BEGIN Records for processing

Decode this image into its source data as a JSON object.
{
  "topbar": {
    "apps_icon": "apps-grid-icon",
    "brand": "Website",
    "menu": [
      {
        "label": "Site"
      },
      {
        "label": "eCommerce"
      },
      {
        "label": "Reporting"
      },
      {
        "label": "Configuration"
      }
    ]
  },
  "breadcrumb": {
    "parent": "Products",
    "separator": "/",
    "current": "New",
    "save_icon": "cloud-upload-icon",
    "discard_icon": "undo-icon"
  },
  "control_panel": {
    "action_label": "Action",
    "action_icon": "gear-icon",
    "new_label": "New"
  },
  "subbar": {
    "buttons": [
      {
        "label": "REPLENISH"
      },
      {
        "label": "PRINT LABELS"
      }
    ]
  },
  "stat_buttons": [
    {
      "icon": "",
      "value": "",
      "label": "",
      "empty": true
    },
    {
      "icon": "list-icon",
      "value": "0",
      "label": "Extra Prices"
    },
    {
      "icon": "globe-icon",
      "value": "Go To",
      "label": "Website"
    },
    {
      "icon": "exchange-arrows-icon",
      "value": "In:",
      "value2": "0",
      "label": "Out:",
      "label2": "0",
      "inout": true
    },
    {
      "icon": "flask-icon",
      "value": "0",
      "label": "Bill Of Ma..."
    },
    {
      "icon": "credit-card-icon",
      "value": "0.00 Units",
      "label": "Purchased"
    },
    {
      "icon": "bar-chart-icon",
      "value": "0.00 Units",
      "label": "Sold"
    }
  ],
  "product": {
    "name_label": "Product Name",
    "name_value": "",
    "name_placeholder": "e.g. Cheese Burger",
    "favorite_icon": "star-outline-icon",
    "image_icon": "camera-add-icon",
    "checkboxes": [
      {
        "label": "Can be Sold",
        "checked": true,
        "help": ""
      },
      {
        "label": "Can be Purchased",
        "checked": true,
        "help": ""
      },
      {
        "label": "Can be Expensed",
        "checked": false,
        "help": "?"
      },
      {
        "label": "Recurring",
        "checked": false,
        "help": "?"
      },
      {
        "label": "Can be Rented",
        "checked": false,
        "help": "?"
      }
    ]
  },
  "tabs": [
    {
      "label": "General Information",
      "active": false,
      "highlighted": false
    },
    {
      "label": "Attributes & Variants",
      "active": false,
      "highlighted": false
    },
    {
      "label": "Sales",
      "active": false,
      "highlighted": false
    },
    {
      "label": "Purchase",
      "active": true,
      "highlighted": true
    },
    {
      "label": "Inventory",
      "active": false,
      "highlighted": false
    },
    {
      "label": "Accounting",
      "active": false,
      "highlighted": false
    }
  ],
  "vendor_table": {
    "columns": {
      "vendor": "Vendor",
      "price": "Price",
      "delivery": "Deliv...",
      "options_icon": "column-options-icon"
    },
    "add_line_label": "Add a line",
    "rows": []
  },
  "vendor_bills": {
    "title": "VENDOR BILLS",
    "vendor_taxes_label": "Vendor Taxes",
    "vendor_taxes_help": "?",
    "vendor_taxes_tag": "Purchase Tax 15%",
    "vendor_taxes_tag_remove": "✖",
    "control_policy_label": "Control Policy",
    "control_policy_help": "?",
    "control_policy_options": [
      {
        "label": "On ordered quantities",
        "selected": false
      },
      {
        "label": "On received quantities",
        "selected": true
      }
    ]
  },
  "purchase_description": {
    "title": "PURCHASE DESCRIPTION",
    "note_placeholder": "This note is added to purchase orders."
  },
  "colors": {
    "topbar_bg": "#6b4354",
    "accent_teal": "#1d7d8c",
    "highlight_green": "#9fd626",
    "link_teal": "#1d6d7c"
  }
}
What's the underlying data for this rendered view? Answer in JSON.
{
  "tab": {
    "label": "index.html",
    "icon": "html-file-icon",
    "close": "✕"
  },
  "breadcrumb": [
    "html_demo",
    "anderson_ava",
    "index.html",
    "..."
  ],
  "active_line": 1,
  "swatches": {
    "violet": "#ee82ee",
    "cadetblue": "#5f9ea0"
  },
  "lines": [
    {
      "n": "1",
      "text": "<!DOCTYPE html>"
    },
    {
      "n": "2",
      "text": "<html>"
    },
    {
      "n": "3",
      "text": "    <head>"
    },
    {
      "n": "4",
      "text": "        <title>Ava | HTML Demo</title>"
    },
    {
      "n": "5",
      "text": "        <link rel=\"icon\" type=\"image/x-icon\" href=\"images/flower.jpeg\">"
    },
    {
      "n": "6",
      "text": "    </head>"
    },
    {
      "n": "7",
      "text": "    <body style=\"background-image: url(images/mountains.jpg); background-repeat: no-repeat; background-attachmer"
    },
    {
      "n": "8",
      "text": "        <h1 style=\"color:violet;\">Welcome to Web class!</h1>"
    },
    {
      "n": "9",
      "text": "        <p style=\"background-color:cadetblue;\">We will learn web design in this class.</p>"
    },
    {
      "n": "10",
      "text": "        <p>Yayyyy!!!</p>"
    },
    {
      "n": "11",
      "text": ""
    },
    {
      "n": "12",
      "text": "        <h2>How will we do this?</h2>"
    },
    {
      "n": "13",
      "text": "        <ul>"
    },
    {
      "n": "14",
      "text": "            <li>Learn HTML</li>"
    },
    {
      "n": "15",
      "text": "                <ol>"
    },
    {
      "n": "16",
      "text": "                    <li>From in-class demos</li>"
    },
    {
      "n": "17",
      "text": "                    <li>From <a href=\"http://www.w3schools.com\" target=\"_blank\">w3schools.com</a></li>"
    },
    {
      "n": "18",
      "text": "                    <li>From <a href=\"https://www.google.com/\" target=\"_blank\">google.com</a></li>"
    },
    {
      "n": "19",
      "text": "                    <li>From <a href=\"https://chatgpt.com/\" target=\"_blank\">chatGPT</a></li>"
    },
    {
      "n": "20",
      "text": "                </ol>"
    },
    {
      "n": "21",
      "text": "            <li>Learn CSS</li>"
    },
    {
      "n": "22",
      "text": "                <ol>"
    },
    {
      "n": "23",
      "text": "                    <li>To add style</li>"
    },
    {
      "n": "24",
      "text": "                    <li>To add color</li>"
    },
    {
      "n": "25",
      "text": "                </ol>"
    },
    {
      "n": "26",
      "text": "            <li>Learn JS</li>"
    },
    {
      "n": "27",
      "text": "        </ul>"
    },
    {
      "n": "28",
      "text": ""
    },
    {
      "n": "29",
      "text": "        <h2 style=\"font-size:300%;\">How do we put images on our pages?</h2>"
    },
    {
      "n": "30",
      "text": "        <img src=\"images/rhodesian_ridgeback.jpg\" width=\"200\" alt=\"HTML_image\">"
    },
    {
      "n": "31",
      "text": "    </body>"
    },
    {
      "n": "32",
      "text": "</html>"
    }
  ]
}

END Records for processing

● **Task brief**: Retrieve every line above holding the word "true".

● **Task output**:
      "empty": true
      "inout": true
        "checked": true,
        "checked": true,
      "active": true,
      "highlighted": true
        "selected": true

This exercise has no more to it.